“We want the strong players in the industry to protect the good players in the industry that could be hurt in the short term,” Binance CEO Changpeng Zhao said during an interview with CNBC’s Dan Murphy at Abu Finance Week. Dhabi.

“That’s not to say we can save everyone. If a project is mismanaged on multiple fronts, we won’t be able to help them anyway.”

Zhao said that the cryptocurrency had “shown extreme resilience,” suggesting that he did not expect the recent turbulence in the industry to cause long-term damage.

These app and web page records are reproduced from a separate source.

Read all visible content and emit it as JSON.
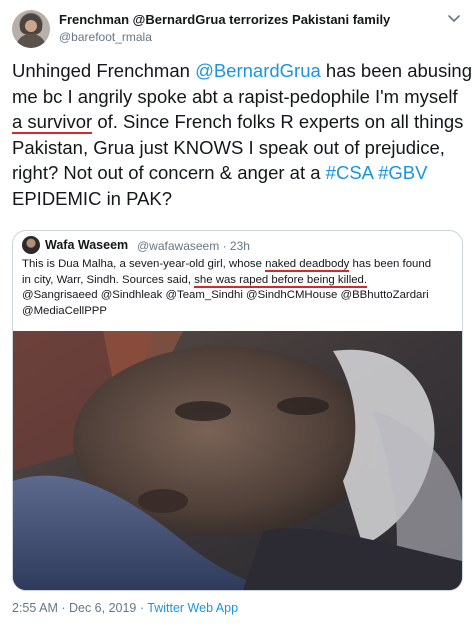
{
  "author": {
    "name": "Frenchman @BernardGrua terrorizes Pakistani family",
    "handle": "@barefoot_rmala"
  },
  "tweet": {
    "line1_pre": "Unhinged Frenchman ",
    "line1_mention": "@BernardGrua",
    "line1_post": " has been abusing",
    "line2": "me bc I angrily spoke abt a rapist-pedophile I'm myself",
    "line3_underlined": "a survivor",
    "line3_post": " of. Since French folks R experts on all things",
    "line4": "Pakistan, Grua just KNOWS I speak out of prejudice,",
    "line5_pre": "right? Not out of concern & anger at a ",
    "line5_tag1": "#CSA",
    "line5_space": " ",
    "line5_tag2": "#GBV",
    "line6": " EPIDEMIC in PAK?"
  },
  "quoted_tweet": {
    "name": "Wafa Waseem",
    "handle": "@wafawaseem",
    "separator": "·",
    "time": "23h",
    "line1_pre": "This is Dua Malha, a seven-year-old girl, whose ",
    "line1_underlined": "naked deadbody",
    "line1_post": " has been found",
    "line2_pre": "in city, Warr, Sindh. Sources said, ",
    "line2_underlined": "she was raped before being killed.",
    "line3": "@Sangrisaeed @Sindhleak @Team_Sindhi @SindhCMHouse @BBhuttoZardari",
    "line4": "@MediaCellPPP"
  },
  "footer": {
    "datetime": "2:55 AM · Dec 6, 2019 · ",
    "source": "Twitter Web App"
  },
  "icons": {
    "menu": "chevron-down-icon"
  }
}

He did not specify an exact figure for the size of the recovery fund.

His comments come just a week after Binance. backed out of a deal to bail out rival exchange FTX, which filed for bankruptcy on Friday.

The price of bitcoins It fell below $17,000 for the first time since 2020 and there are concerns of so-called “crypto contagion” could lead to the downfall of other big names in the industry, such as the CEO of the company denied the claims and said the platform was “conducting business as usual.”

“In the short term there is a lot of pain, but in the long term it is accelerating the efforts we are making to make this industry healthier,” Zhao said.

The CEO said on Monday that Binance had seen a “slight increase in withdrawals” in the past week, but said this was in line with other dives in the market.

“Every time prices drop, we see an increase in withdrawals,” Zhao said. “That’s pretty normal.”

Regulations will help, but they won’t fix everything

Zhao said he wants to form an organization that can “set best practices” across the industry, which is known for its lack of regulation.

“Regulations need to be tailored to this industry,” Zhao said. “Regulation won’t fix all this, it will reduce it. It’s important, but we have to have the right expectations,” she added.

Zhao reflected on how there were elements of traditional finance that could help the cryptocurrency market become more regulated and trustworthy, but the practices would need to be adapted to fit their purpose.

The “transparency” and “audit” aspects of traditional finance could benefit the crypto industry, but there are “subtle but very important” differences that should be made, according to the CEO.

“Too many regulators are more traditionally minded, they need to be crypto minded,” he said.

The comments echo those made by Ripple CEO Brad Garlinghouse, who said that the idea that cryptocurrencies are “unregulated is overblown” but that “transparency builds trust.”

“Crypto has never been all about sunshine and roses and as an industry it needs to mature,” Garlinghouse said on CNBC’s “Squawk Box Europe” on Wednesday.

Economist Nouriel Roubini took a different line in his Abu Dhabi Finance Week interview and described crypto and some of its major players as a “totally corrupt ecosystem”.

The New York University professor said there were “seven Cs of crypto”: “Hidden, corrupt, thieves, criminals, scammers, carnival barkers” and, finally, Changpeng Zhao himself.

— CNBC’s Jenni Reid and Ryan Browne contributed to this report.